India. — The tloctrine of transmigration is not found in the oldest of the sacred books of India, viz., the Rig- Veda ; but in the later works it appears as an uncon- tested dogma, and as such it has lieen received by the two great religions of India. (1) Brahmanisra. — In Brahmanism, we find the doctrine of world-cycles, of annihilations and restorations destined to recur at enormous intervals of time; and of this general move- ment the fortunes of the soul are but an incident. At the same time, transmigrations are determined by moral worth. Every act has its award in some future life. By irreversilile law, evil deeds beget unhappi- ness, sooner or later; these, indeed, are nothing else but the slowly-ripened fruit of conduct, which every man must eat. Thus they explain the anomalies of experience presented in the misfortunes of the good and the prosperity of the wicked: each is "eating the fruit of his past actions ", actions done perhaps in some far-remote existence. Such a belief may tend to pa- tience and resignation in present suffering, but it has a distinctly unpleasant effect upon the Brahmanical out- look on the future. A pious Brahman cannot assure himself of happiness in his next incarnation ; there may be the penalty of great unknown sin still to be faced. Beatitude is union with Brahma and emancipation from the series of births, but no degree of actual holi- ness can guarantee this, since one is always exposed to the danger of being thrown back either by sin past or sin to come, the fruit of which will have to be eaten, and so on, we might be tempted to imagine, ad infi- nitum. Hence a great fear of re-incarnation prevails. (2) Buddhism. — Brahminism is bound up with caste, and is therefore strongly aristocratic, insisting much on innate superiorities. Buddhism, on the con- trary, cuts through caste-divisions and asserts the paramount importance of "works", of individual effort, though always with a backgroimd of fatalism which the denial of a personal Providence entails. According to the Buddhist doctrine, the ambition to rise to the summit of existence must infallibly be ful- filled; and the mission of Guatama was to teach the way to its attainment, i. e., to Buddhaship and Nir- vana. It is only through a long series of existences that this consummation can be reached. Guatama himself had as many as five hundred and fifty trans- migrations in various forms of life.

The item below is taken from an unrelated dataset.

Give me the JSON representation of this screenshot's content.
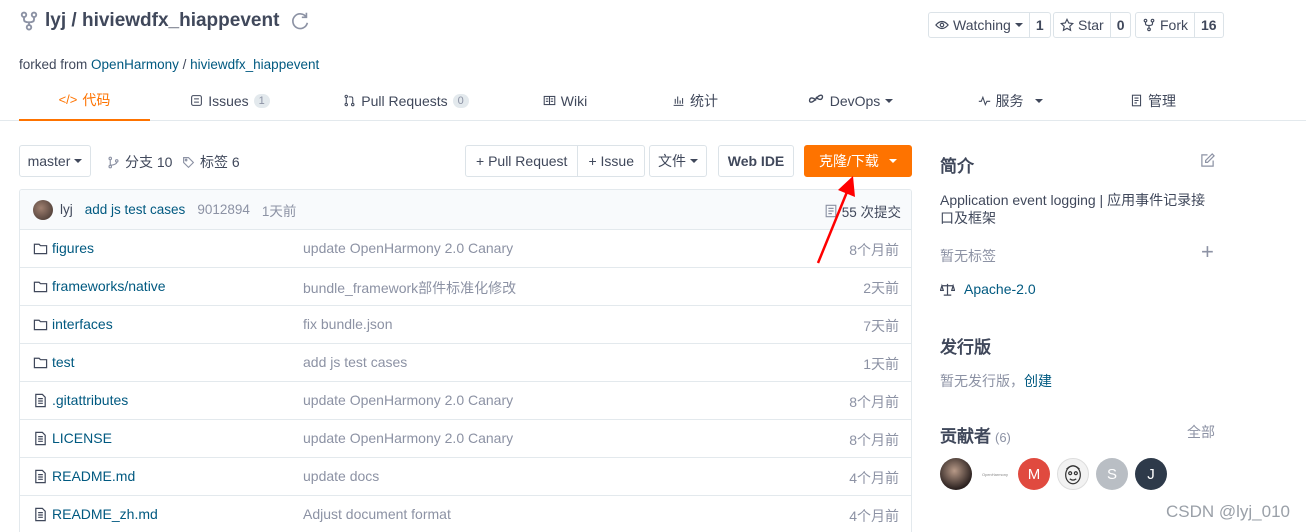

The characteristic feature in Buddhistic metemp- sychosis is the doctrine of Karma, which is a subtle sub- stitute for the conception of personal continuity. According to tliis view it is not the concrete individu- ality of the soul that survives, and migrates into a new life, but only the karma, or action, i. e., the sum of the man's deeds, his merits, the ethical resultant of his